(Records drawn from a dataset)
[Start of section]

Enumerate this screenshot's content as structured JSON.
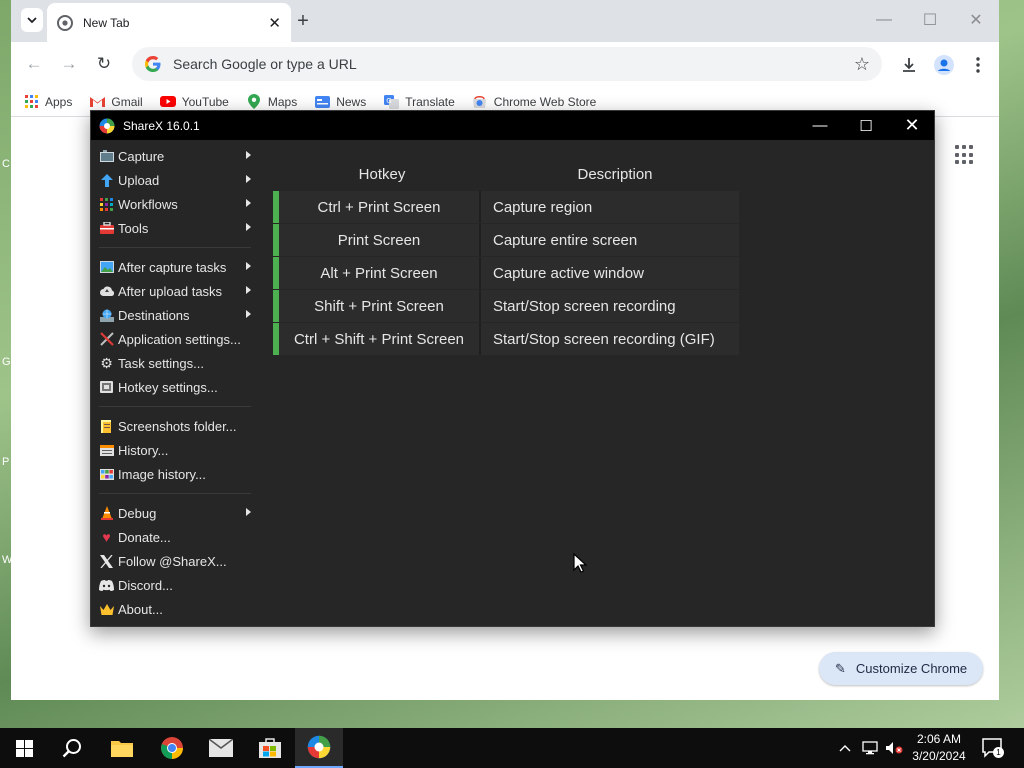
{
  "browser": {
    "tab": {
      "title": "New Tab"
    },
    "omnibox": {
      "placeholder": "Search Google or type a URL"
    },
    "bookmarks": [
      {
        "label": "Apps",
        "icon": "apps-grid-icon"
      },
      {
        "label": "Gmail",
        "icon": "gmail-icon"
      },
      {
        "label": "YouTube",
        "icon": "youtube-icon"
      },
      {
        "label": "Maps",
        "icon": "maps-icon"
      },
      {
        "label": "News",
        "icon": "news-icon"
      },
      {
        "label": "Translate",
        "icon": "translate-icon"
      },
      {
        "label": "Chrome Web Store",
        "icon": "web-store-icon"
      }
    ],
    "customize_label": "Customize Chrome"
  },
  "sharex": {
    "title": "ShareX 16.0.1",
    "menu": [
      {
        "label": "Capture",
        "icon": "capture-icon",
        "submenu": true
      },
      {
        "label": "Upload",
        "icon": "upload-icon",
        "submenu": true
      },
      {
        "label": "Workflows",
        "icon": "workflows-icon",
        "submenu": true
      },
      {
        "label": "Tools",
        "icon": "tools-icon",
        "submenu": true
      },
      {
        "separator": true
      },
      {
        "label": "After capture tasks",
        "icon": "after-capture-icon",
        "submenu": true
      },
      {
        "label": "After upload tasks",
        "icon": "after-upload-icon",
        "submenu": true
      },
      {
        "label": "Destinations",
        "icon": "destinations-icon",
        "submenu": true
      },
      {
        "label": "Application settings...",
        "icon": "app-settings-icon",
        "submenu": false
      },
      {
        "label": "Task settings...",
        "icon": "task-settings-icon",
        "submenu": false
      },
      {
        "label": "Hotkey settings...",
        "icon": "hotkey-settings-icon",
        "submenu": false
      },
      {
        "separator": true
      },
      {
        "label": "Screenshots folder...",
        "icon": "folder-icon",
        "submenu": false
      },
      {
        "label": "History...",
        "icon": "history-icon",
        "submenu": false
      },
      {
        "label": "Image history...",
        "icon": "image-history-icon",
        "submenu": false
      },
      {
        "separator": true
      },
      {
        "label": "Debug",
        "icon": "debug-icon",
        "submenu": true
      },
      {
        "label": "Donate...",
        "icon": "heart-icon",
        "submenu": false
      },
      {
        "label": "Follow @ShareX...",
        "icon": "x-logo-icon",
        "submenu": false
      },
      {
        "label": "Discord...",
        "icon": "discord-icon",
        "submenu": false
      },
      {
        "label": "About...",
        "icon": "crown-icon",
        "submenu": false
      }
    ],
    "hotkeys": {
      "headers": {
        "hotkey": "Hotkey",
        "description": "Description"
      },
      "rows": [
        {
          "hotkey": "Ctrl + Print Screen",
          "description": "Capture region"
        },
        {
          "hotkey": "Print Screen",
          "description": "Capture entire screen"
        },
        {
          "hotkey": "Alt + Print Screen",
          "description": "Capture active window"
        },
        {
          "hotkey": "Shift + Print Screen",
          "description": "Start/Stop screen recording"
        },
        {
          "hotkey": "Ctrl + Shift + Print Screen",
          "description": "Start/Stop screen recording (GIF)"
        }
      ],
      "status_color": "#4caf50"
    }
  },
  "taskbar": {
    "clock": {
      "time": "2:06 AM",
      "date": "3/20/2024"
    },
    "notification_count": "1"
  }
}
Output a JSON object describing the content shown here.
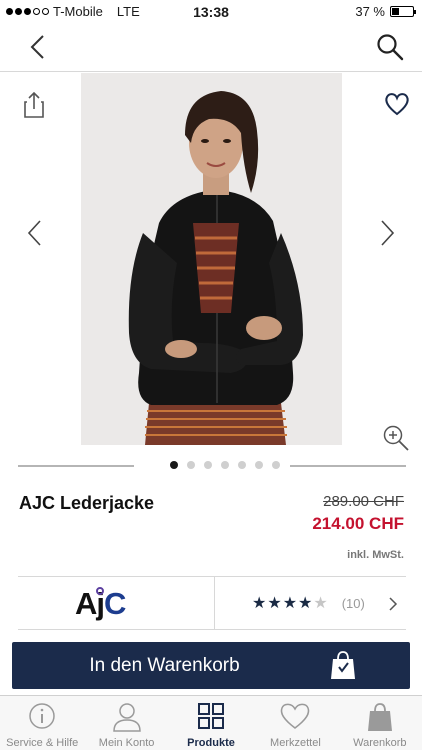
{
  "status_bar": {
    "carrier": "T-Mobile",
    "network": "LTE",
    "time": "13:38",
    "battery_text": "37 %",
    "battery_level": 0.37,
    "signal_bars_filled": 3,
    "signal_bars_total": 5
  },
  "nav": {
    "back_icon": "chevron-left-icon",
    "search_icon": "search-icon"
  },
  "gallery": {
    "share_icon": "share-icon",
    "wishlist_icon": "heart-icon",
    "prev_icon": "chevron-left-icon",
    "next_icon": "chevron-right-icon",
    "zoom_icon": "zoom-in-icon",
    "image_count": 7,
    "active_index": 0
  },
  "product": {
    "name": "AJC Lederjacke",
    "old_price": "289.00 CHF",
    "new_price": "214.00 CHF",
    "vat_note": "inkl. MwSt."
  },
  "brand": {
    "logo_text_a": "A",
    "logo_text_j": "j",
    "logo_text_c": "C",
    "rating": 4,
    "rating_max": 5,
    "review_count": "(10)"
  },
  "cart_button": {
    "label": "In den Warenkorb",
    "icon": "shopping-bag-icon"
  },
  "tabs": [
    {
      "label": "Service & Hilfe",
      "icon": "info-icon",
      "active": false
    },
    {
      "label": "Mein Konto",
      "icon": "user-icon",
      "active": false
    },
    {
      "label": "Produkte",
      "icon": "grid-icon",
      "active": true
    },
    {
      "label": "Merkzettel",
      "icon": "heart-icon",
      "active": false
    },
    {
      "label": "Warenkorb",
      "icon": "shopping-bag-icon",
      "active": false
    }
  ],
  "colors": {
    "accent_navy": "#1b2b4b",
    "sale_red": "#c4122f"
  }
}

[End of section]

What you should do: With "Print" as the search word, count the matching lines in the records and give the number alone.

Your solution: 5